The pearls used in a strand can all be the same size, or they can be graduated.
Types of Pearls Chinese Freshwater Pearls
Freshwater pearls are grown in an amazing variety of delicate shapes, ranging from round and oval to button, drop and baroque. Their colors vary from pure white to orange and rosy violet.Akoya Pearls
Considered the classic among cultured pearls, Akoya pearls are primarily round or oval in shape and most commonly measure 5 to 8mm. They are cultured in many parts of the world, but most commonly in southwestern Japan and China. Their colors range from pinkish white to creamy shades of silvery blue.Tahitian Pearls
Tahitian pearls are synonymous with magic and perfection. Most come from the atolls and lagoons of the South Pacific. They tend more toward drop shapes than round and vary in size from 8 to 14mm, and some can occasionally reach 16 or even 18mm. They can be black, silver, dark or light gray. The rarest color is "peacock green" – the greenish black color of a peacock feather.South Sea Pearls
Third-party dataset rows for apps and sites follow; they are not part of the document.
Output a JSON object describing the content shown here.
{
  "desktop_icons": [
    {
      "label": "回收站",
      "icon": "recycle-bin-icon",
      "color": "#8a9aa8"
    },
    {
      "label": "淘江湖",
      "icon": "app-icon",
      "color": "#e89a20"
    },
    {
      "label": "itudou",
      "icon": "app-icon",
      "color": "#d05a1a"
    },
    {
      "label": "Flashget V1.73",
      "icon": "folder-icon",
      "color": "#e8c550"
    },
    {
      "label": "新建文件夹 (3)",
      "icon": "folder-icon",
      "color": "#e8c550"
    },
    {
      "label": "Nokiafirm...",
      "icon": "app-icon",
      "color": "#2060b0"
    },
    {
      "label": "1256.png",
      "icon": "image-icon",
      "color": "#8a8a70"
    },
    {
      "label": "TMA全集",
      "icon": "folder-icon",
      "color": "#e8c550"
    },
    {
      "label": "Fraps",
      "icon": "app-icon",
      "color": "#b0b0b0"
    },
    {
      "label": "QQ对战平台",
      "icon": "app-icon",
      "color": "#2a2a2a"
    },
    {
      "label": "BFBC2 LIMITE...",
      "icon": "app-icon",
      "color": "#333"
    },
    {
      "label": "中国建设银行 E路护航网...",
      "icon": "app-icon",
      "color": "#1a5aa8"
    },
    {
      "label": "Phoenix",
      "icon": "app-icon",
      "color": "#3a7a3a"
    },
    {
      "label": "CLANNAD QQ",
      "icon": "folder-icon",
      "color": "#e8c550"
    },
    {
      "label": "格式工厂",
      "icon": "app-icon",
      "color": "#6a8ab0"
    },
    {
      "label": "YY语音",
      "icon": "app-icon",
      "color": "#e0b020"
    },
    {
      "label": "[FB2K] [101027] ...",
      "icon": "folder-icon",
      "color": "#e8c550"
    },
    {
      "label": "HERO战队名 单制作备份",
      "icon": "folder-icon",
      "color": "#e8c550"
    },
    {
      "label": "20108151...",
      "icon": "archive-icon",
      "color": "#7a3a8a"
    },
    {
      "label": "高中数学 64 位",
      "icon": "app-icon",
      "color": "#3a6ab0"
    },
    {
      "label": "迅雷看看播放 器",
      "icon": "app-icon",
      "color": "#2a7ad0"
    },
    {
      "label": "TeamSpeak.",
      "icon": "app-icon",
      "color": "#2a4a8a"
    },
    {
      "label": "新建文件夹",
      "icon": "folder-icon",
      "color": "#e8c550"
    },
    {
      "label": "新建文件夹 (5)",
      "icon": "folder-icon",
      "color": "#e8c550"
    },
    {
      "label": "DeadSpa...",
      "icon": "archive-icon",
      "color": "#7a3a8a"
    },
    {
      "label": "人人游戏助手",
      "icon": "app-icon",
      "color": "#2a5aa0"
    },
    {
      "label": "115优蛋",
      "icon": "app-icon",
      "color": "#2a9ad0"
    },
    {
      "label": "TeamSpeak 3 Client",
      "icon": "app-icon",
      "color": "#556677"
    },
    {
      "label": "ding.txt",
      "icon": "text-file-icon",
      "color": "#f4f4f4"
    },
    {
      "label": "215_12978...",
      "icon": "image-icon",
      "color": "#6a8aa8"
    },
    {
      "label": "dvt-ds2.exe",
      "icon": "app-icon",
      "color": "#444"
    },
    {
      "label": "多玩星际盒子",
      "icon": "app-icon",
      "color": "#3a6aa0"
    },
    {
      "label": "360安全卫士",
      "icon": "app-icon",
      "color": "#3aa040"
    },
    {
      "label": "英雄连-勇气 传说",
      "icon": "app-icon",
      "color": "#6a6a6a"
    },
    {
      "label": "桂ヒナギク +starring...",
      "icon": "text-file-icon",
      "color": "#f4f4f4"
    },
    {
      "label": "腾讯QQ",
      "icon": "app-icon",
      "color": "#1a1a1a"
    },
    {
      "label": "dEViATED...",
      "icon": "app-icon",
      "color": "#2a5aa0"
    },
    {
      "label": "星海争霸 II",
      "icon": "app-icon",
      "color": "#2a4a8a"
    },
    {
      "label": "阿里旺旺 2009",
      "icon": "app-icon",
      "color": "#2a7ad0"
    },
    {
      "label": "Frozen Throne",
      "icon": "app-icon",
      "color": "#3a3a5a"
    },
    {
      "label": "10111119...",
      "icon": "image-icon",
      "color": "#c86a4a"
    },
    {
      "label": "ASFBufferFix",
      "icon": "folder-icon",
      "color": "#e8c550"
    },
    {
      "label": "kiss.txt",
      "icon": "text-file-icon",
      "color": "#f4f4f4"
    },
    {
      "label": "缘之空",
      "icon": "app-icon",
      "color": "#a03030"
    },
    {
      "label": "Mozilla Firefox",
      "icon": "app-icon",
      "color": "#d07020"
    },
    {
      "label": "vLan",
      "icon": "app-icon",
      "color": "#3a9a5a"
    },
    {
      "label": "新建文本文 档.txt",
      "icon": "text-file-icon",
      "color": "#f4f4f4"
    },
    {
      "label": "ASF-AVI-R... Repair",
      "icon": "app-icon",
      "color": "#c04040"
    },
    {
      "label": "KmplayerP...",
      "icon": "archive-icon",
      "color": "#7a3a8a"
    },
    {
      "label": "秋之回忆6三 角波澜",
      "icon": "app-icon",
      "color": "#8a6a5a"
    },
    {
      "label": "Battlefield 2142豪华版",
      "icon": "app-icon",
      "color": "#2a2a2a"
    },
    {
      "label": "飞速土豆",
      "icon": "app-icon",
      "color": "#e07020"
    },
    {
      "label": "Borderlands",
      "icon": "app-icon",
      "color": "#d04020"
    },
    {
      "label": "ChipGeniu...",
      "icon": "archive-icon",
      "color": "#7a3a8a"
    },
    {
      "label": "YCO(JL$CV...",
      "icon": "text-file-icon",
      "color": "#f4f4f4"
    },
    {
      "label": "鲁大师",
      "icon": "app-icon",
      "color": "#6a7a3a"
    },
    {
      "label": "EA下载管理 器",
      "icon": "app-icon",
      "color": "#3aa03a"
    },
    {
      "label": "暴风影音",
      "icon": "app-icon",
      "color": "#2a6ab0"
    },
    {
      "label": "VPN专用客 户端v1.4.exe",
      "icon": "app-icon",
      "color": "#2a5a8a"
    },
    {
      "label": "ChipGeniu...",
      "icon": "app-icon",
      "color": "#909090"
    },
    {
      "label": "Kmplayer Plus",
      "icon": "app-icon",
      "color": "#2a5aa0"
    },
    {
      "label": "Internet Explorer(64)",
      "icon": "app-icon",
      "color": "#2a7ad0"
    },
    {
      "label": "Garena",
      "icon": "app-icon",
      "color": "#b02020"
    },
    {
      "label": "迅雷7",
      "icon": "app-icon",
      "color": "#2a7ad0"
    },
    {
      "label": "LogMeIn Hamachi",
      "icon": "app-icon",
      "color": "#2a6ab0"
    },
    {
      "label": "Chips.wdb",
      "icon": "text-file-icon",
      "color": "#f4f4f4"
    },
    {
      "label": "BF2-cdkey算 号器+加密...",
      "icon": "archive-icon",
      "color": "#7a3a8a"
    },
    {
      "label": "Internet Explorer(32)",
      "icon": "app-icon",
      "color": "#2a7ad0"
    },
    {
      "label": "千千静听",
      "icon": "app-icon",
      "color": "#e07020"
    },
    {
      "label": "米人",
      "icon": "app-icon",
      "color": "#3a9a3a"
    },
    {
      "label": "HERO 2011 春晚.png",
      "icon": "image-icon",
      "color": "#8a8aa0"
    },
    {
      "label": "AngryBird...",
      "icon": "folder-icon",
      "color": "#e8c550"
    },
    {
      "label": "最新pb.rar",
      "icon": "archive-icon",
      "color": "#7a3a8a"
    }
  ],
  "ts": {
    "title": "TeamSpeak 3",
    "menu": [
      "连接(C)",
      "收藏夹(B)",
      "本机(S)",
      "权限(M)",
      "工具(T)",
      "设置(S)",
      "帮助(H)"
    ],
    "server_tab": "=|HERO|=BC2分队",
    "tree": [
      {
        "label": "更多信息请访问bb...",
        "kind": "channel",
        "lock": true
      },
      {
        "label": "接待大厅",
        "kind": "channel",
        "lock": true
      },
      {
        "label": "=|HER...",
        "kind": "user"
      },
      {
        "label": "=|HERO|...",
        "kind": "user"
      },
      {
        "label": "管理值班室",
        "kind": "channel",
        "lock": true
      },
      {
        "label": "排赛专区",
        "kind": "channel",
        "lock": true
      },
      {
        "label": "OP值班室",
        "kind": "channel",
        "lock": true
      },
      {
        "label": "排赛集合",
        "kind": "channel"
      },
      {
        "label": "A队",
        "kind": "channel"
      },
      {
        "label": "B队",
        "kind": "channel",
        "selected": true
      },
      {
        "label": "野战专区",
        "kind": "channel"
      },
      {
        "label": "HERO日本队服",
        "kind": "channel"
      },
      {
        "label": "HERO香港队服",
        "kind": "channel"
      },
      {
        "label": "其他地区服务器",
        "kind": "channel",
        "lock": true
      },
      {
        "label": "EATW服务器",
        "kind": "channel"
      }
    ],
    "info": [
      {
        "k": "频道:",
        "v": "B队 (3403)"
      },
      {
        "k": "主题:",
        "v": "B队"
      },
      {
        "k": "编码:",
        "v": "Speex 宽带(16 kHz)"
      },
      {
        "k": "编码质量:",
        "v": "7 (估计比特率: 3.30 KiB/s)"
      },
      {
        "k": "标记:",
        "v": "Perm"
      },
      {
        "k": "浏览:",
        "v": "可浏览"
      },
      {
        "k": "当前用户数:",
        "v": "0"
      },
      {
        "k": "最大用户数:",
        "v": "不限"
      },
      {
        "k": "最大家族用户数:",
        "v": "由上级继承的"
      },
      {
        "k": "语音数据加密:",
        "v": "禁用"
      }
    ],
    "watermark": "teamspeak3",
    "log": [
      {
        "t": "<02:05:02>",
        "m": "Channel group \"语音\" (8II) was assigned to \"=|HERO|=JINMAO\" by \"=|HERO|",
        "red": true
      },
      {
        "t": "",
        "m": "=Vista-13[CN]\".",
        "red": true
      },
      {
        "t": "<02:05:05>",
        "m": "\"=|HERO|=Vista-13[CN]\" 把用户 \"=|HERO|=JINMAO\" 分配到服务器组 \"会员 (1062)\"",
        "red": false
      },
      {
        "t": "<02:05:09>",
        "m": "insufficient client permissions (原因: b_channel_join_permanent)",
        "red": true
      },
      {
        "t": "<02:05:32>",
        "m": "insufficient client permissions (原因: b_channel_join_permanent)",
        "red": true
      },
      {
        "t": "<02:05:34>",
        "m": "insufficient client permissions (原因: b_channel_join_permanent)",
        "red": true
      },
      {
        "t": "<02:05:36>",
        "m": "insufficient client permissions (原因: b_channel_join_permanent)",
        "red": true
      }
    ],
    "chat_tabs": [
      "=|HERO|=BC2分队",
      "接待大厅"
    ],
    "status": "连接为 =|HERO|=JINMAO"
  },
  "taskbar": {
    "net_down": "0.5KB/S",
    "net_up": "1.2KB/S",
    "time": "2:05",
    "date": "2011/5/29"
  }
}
The South Sea Pearl is unquestionably the rarest and finest cultured pearl in the world. No other pearl can equal its natural beauty and size. South Sea pearls range in size from 9mm up to 20mm, and come in many varied shapes and colors. Among all of the South Sea pearls, the Australian are especially prized and generally more valuable.How Pearls are Strung – the Finishing Touch
In the past, silk thread was used to string peals throughout the industry. However, today pearl strands are strung on a silk thread that is much more durable and longer lasting than silk alone.
The thread is knotted between each pearl for three reasons:
To protect the pearl at the drilling hole. The knot prevents one pearl from rubbing against the next one and chipping the nacre.
To prevent the loss of more than one pearl if the string breaks.
To give the necklace a fuller look and more flexibility. The more flexible it is, the better it will hang around the neck. It will still feel more comfortable, and better conform to the body of the person wearing it. She will look better and feel more at ease.All Shane Co. Akoya, Tahitian, and South Sea pearl strands are knotted between each pearl. However, since freshwater pearls are less expensive, it is acceptable in the pearl industry to knot after every third or fifth pearl.
When a pearl strand is newly strung, it will not "lay flat" right away. However, as the strand is worn it will relax and lay better.
How to Care for your PearlsPearls will keep their luster for a very long time, when cared for. Proper pearl care is not difficult, as long as you remember that these gems are organic by nature, grown in water from living cells of a living creature.What to do:
Store your pearls separately from other jewelry, preferably in a cloth bag. Storing them in a slightly damp linen cloth, will help the pearls from drying out in low-humidity atmospheres and centrally heated areas.
Apply your cosmetics, perfume and hair spray, before putting on your pearls.
Wipe your pearls after wearing them, using a soft cloth.
Restring your pearls every 2-5 years.
Remove spills immediately when pearls come in contact with food acids. Wipe them with a soft damp cloth and then with a dry soft cloth. What you should avoid:
Contact with salt water and chlorinated water
Makeup, skin creams, perfume, hairspray etc.
Commercial jewelry cleaners